That dirty shoe sole is allowing a little ray of hope to shine in an otherwise dark cave of future unknowns.  Those unknowns can sometimes take on a bleak forecast.  One of those unknowns has been unsettling to me lately.  That is, the feeling that as Bridger is going through his growth spurts that will continue through his teens, the forecast of my life-long physical care of Bridger is clear . . .

I can't do this.

He is large and heavy and will be larger and heavier with each day.  Gains in physical ability have transitioned from the "wouldn't that be nice if. . ." thought category to, "this has to happen."

There are many challenges with being non-ambulatory that extend beyond the "inconvenience" of being wheelchair bound for a decade.

First, let's talk poop:  Sitting in a wheelchair all day complicates GI functioning.  It causes extreme constipation and when a child is extreme low tone, bowel movements are challenging enough to pass on their own.  Extreme constipation then requires special moms to add different laxatives down their child's g-tube.  Already complicated by their irregular "special" diets, the laxatives have effects that are all over the map.  When a large special needs child is still in diapers with no bowel control, this makes for a punishing hazmat party for he and I both.

Walking promotes GI motility and helps food be processed through his system.

Movement also helps his severe reflux caused by his low tone.  He is on a high dose of drugs to combat the reflux.  Those drugs have their own bone damaging side effects.  He often sleeps sitting propped up to reduce the painful effects.  He vomits from the reflux during the night.  He aspirates his vomit.  The aspiration causes pneumonia. Severe reflux causes an aversion to eating.  G-tubes aggravate reflux.

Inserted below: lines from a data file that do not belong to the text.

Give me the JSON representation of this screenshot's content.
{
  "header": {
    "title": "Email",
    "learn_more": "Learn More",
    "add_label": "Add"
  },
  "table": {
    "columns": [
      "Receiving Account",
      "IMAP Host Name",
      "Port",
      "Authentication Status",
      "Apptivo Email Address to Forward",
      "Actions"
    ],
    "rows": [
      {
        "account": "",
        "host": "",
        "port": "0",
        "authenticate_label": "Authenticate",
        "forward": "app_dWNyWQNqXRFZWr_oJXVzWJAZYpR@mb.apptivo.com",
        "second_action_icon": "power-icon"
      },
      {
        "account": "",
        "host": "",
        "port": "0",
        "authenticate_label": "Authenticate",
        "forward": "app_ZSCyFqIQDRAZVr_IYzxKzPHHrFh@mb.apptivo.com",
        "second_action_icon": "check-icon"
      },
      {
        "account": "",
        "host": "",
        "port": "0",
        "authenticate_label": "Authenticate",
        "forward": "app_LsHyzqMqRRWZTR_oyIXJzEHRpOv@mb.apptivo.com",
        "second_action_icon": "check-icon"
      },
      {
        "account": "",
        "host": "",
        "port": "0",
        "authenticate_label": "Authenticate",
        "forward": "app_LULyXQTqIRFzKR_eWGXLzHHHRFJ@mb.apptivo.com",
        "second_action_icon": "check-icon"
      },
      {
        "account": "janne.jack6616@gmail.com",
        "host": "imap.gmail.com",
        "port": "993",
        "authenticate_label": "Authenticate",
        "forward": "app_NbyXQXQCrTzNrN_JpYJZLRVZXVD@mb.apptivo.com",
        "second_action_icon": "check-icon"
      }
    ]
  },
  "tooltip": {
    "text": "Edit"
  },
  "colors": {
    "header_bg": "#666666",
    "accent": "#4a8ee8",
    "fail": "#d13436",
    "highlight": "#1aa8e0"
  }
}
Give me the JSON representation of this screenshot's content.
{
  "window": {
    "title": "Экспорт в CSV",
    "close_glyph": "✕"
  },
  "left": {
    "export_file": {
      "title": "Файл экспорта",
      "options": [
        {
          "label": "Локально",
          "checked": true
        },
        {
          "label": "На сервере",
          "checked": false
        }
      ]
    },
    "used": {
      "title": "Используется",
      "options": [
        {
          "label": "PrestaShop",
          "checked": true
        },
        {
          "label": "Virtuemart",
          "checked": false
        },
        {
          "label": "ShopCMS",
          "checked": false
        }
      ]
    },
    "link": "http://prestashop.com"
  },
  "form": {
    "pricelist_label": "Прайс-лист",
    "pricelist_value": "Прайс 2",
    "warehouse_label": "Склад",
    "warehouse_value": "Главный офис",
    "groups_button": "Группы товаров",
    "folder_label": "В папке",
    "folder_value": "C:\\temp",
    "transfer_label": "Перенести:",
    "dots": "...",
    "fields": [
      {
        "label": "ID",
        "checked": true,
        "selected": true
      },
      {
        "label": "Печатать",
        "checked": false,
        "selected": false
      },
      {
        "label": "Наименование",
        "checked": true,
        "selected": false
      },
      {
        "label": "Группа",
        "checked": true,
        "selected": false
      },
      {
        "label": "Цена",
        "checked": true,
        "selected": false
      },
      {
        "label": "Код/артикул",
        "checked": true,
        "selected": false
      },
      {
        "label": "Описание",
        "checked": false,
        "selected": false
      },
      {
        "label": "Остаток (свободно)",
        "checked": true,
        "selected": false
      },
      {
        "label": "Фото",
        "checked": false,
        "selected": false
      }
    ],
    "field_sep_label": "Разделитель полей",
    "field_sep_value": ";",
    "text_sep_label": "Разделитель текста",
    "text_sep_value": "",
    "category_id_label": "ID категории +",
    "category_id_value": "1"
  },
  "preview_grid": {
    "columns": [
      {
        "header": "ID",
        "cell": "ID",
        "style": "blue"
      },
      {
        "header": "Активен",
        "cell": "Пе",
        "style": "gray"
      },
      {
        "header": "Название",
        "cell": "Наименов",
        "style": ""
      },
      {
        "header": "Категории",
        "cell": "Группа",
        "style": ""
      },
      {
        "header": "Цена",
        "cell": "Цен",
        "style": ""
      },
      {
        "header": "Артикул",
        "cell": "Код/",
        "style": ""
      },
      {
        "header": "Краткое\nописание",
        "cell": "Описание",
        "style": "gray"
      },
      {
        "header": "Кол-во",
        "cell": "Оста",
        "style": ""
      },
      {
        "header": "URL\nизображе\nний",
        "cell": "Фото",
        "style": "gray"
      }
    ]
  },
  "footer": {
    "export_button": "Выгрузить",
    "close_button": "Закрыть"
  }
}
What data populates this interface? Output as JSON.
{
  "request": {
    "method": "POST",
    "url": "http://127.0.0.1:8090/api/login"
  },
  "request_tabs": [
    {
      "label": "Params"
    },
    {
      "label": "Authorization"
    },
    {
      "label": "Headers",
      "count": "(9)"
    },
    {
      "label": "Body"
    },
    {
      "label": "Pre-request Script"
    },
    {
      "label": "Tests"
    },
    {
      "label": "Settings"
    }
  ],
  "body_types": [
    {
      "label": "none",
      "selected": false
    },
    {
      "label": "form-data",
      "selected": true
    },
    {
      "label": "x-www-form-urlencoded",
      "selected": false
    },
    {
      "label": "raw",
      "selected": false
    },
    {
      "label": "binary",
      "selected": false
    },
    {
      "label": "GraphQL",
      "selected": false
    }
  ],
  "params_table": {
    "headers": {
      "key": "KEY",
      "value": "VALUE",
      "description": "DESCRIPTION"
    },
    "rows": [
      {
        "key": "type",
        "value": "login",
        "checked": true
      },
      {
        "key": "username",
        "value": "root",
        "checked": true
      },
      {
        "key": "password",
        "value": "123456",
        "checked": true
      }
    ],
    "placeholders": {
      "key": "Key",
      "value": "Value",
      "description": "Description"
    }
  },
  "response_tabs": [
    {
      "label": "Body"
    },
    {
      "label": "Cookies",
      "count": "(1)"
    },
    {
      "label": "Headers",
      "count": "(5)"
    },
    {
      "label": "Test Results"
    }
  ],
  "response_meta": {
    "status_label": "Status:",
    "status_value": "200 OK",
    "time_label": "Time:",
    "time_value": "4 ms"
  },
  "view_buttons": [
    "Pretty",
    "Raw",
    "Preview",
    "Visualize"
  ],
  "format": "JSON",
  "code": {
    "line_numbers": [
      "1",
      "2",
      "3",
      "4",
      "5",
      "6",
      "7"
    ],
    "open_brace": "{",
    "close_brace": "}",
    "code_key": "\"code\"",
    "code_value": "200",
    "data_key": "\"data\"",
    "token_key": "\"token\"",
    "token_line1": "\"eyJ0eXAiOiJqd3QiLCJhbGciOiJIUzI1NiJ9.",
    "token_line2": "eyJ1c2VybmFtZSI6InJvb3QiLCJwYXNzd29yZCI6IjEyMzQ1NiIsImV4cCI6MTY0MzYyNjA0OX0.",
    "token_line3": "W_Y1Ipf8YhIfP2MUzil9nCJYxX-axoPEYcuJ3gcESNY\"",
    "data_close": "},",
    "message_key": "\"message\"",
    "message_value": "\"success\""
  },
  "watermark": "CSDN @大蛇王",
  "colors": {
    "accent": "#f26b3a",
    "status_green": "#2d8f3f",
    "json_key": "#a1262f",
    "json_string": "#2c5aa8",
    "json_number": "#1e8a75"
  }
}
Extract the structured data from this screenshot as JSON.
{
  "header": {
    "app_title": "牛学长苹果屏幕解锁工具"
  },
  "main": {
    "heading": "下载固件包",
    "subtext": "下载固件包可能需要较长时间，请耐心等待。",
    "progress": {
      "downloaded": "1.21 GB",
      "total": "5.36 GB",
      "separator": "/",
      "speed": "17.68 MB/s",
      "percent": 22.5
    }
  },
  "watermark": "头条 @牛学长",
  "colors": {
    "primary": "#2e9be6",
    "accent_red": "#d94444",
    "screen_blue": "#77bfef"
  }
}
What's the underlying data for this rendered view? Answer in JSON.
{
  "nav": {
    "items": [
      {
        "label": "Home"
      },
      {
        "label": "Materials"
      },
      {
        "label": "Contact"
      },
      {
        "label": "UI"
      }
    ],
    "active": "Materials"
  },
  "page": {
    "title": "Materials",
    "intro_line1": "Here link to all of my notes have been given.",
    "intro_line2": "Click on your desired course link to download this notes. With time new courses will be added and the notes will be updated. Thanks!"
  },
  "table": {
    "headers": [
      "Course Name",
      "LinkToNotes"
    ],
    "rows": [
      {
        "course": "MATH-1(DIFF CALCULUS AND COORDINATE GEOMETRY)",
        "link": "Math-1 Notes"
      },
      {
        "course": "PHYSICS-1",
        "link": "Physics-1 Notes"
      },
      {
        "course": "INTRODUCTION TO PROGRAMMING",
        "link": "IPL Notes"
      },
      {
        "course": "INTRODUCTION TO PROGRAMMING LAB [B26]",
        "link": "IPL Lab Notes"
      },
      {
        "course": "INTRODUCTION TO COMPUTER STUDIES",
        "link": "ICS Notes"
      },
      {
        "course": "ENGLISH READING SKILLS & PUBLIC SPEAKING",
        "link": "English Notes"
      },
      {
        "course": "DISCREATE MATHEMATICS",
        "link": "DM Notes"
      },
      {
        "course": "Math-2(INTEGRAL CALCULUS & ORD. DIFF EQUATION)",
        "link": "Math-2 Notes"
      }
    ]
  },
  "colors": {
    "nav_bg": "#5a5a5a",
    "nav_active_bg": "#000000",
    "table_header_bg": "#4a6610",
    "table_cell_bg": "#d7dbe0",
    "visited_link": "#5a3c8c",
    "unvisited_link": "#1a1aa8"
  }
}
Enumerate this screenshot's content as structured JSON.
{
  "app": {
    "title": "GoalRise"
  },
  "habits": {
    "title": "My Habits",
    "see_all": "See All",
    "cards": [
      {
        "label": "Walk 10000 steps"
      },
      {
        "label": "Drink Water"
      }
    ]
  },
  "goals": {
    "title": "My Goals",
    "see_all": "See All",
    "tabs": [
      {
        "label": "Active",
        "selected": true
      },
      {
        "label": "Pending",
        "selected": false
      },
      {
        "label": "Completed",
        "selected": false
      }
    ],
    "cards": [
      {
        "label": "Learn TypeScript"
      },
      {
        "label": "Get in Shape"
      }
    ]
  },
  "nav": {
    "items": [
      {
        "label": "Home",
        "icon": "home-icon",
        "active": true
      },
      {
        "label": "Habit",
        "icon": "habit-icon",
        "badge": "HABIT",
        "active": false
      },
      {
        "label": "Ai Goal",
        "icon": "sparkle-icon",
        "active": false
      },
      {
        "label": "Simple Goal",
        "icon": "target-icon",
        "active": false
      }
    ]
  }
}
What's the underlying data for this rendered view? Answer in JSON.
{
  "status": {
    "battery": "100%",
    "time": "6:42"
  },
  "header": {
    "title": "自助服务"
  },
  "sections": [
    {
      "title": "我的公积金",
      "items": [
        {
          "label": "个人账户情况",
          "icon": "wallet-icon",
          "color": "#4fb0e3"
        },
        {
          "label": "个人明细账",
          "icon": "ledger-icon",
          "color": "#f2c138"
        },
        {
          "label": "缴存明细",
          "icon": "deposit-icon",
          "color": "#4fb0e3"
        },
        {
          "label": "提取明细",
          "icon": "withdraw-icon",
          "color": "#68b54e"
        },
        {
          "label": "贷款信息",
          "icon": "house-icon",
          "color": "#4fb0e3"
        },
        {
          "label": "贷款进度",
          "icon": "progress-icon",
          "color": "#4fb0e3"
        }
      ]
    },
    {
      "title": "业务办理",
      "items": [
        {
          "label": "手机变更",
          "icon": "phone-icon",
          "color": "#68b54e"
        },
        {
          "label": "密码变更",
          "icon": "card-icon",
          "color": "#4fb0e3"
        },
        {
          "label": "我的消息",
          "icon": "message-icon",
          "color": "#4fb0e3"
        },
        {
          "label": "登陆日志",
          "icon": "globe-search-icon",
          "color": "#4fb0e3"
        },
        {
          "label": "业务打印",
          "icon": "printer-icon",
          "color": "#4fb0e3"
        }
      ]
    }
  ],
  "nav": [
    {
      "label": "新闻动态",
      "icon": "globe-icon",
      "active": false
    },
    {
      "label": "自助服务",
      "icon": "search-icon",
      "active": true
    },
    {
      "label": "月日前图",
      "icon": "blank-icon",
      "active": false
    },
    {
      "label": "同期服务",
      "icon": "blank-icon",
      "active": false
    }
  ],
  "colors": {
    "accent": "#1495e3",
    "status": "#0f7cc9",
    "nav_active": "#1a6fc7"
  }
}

Standing and walking is also what allows your feet to form properly.  In order to have a hope of walking we have to keep his feet from becoming twisted and atrophied.  That is helped through his wearing of AFO's (aka "braces").   Hard plastic things hinged at the ankle are very awkward and uncomfortable to wear.  Just try keeping your foot at a 90 degree angle with your leg for a solid 15 minutes.  Try moving around on the floor and getting up to a chair maintaining that same angle.  Nearly impossible.  Then think what that would feel like after an entire day.  The plastic is also very hot and doesn't breath. That, combined with the lack of movement in his feet, means there is no friction that comes from moving the toes.  No friction + sweat = constant state of itchy, horrible athlete's foot.  Every day when his shoes come off I have to treat the sores in between each toe and help his foot to heal in the overnight break it has from his AFO's.

Sitting in a wheelchair also causes significant spinal curvature that must be surgically corrected with the insertion of rods.  That curvature, if not corrected, will also press on other organs and compromise internal systems.  He already has significant curvature. Standing and walking keeps that from progressing and helps promote proper formation of the spine.

The list can go on, but I will stop here in case your ears are wilting with "special talk".

The end story:  He has to get vertical.  Standing and walking has to be part of our future if Bridger is able to.  We won't know if he is able to if I don't do every thing I can to give him the chance.

So we press on.

Added to our weekly efforts now is aquatic therapy.  In the water, he can make his legs do what he intends them to do without gravity wreaking muscular havoc on his motor plan.

He is vertical and he loves it.  He is proud of himself.  He looks up through his labored, focused breathing and says, "Mom, I am doing it!"

He will do it.

Not only because I believe he will, and because he believes he can, 

but because he has to.

We desperately need a vertical perspective.